Agency controls 4pc of hotel sector after transfer
The transfer of the second NAMA tranche is complete and finally the taxpayer gets some clarity on the kind of assets which have been purchased.
As expected, investment properties represent the lion's share of the second tranche, but what marks out this tranche is the large number of hotels which are being transferred.
Some 23pc of the second tranche are loans secured on hotels, according to NAMA figures. Between tranche one and tranche two, some 48 hotel loans are now in the possession of NAMA, with 35 in Ireland and 13 overseas.
Based on figures from Failte Ireland, this means NAMA is now controlling almost 4pc of the entire Irish hotel stock. In fact, this figure, as measured by number of rooms, could be even higher.
With the sector suffering from huge overcapacity, one wonders how NAMA is going to manage these loans and the assets underlying them.
The performance of these loans is not known, but a large number would be non-performing.
NAMA's options in relation to individual hotel loans would appear to be limited. Clearly, NAMA at this point does not have the expertise to run the hotels itself and while it can help the cashflow at the various properties by cutting room rates, this will only impact on the sector generally, forcing other hotels into difficulties.
In many cases, the hotels now ultimately controlled by NAMA are luxury properties, financed over recent years by leading developers. A number of the top 10 developers own hotels, either directly or through companies they own.
It is not known which of these developers are in default on their loans, but we do know about the financial difficulties at several of their properties.
For example, the Ritz Carlton in Wicklow, owned by Johnny Ronan and Richard Barrett of Treasury Holdings, is losing €12m a year, according to its last set of accounts.
It is also a tough time for another developer, Bernard McNamara, who controls the company behind the Burlington Hotel, where talks between McNamara and Bank of Scotland [Ireland] are described as ongoing.
As NAMA prepares a strategy to return value from the hotel assets, the second-tranche figures also give a sense of the poor quality of many of the loans from Anglo and Irish Nationwide.
Irish Nationwide and Anglo are taking discounts of 62pc and 72pc respectively on their second tranche loans, a damning indictment of the previous lending decisions of their executives.
Anglo, for example, is moving over loans nominally valued at €6.75bn, but NAMA estimates the market value of these loans at only €2.59bn.
Sources told the Irish Independent that the drop in commercial property prices is not the only factor in the difference -- poor and inadequate security is also relevant to the scale of writedowns compared to the book value of these loans. Similar issues arise at Irish Nationwide.

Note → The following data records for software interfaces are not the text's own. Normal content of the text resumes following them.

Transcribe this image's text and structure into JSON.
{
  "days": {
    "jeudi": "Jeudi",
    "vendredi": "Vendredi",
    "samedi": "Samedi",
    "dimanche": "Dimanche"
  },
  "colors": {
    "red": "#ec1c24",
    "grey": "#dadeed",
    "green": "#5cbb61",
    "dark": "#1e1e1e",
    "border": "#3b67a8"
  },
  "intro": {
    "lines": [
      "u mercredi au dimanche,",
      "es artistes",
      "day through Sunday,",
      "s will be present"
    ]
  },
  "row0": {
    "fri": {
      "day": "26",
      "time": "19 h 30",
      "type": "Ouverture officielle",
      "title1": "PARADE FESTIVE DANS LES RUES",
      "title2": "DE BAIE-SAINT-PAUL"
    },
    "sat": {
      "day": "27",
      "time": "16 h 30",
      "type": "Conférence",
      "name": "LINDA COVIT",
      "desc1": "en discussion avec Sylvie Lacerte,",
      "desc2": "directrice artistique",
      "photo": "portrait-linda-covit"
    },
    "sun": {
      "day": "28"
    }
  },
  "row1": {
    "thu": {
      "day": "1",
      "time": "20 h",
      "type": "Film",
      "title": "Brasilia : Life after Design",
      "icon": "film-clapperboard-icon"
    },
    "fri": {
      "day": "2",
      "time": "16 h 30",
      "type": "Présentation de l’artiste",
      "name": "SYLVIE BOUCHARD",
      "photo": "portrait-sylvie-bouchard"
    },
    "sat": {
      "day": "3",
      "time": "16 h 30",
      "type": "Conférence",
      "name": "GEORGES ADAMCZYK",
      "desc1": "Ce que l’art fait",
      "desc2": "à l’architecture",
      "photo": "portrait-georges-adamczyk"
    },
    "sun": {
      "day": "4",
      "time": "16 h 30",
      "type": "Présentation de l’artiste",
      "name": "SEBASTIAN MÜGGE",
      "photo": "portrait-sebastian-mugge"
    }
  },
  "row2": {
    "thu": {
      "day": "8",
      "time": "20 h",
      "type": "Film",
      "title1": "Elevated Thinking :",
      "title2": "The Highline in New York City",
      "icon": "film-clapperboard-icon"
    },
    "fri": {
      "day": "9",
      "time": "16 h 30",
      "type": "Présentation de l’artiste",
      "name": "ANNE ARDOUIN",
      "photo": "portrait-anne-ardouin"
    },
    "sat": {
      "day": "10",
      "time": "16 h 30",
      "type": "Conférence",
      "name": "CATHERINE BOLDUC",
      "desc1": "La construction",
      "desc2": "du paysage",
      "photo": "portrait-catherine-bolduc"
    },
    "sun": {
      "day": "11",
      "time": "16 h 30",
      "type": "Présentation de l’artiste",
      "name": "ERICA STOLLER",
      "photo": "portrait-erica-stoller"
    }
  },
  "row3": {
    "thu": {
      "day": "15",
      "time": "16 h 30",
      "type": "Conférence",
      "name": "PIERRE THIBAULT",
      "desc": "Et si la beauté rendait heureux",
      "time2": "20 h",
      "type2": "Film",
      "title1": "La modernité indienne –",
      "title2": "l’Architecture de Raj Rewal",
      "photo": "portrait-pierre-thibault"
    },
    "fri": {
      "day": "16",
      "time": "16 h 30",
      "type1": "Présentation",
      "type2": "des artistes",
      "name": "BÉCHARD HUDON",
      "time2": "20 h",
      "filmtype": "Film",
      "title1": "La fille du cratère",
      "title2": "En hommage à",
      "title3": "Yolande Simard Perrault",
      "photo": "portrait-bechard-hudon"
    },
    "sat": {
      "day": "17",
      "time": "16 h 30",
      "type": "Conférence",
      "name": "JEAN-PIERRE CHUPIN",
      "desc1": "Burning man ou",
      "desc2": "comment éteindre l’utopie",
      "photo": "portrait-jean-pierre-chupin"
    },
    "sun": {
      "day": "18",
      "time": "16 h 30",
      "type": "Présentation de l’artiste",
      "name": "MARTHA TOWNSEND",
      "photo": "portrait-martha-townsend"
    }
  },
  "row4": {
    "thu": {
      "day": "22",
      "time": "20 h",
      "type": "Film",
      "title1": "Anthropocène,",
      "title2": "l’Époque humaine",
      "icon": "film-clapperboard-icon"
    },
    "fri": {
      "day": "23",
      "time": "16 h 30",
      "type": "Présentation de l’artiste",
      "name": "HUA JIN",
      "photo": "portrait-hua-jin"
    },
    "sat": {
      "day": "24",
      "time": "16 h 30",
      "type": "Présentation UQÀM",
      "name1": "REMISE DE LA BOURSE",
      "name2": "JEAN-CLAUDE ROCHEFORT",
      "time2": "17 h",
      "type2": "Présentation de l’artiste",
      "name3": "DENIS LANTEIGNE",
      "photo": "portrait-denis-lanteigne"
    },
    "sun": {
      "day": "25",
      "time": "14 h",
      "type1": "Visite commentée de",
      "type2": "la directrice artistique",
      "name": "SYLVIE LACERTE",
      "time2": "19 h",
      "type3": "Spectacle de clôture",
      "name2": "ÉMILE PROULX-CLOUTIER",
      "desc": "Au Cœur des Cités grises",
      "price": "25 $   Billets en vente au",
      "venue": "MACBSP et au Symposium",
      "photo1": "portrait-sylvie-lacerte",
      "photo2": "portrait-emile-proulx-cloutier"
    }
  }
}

Despite this, NAMA is prepared to give Irish Nationwide and Anglo the benefit of the doubt, in the sense that NAMA is paying 10pc more than the current market value for these loans.
This overpayment is the famous "long-term economic value" that the whole NAMA exercise is based upon.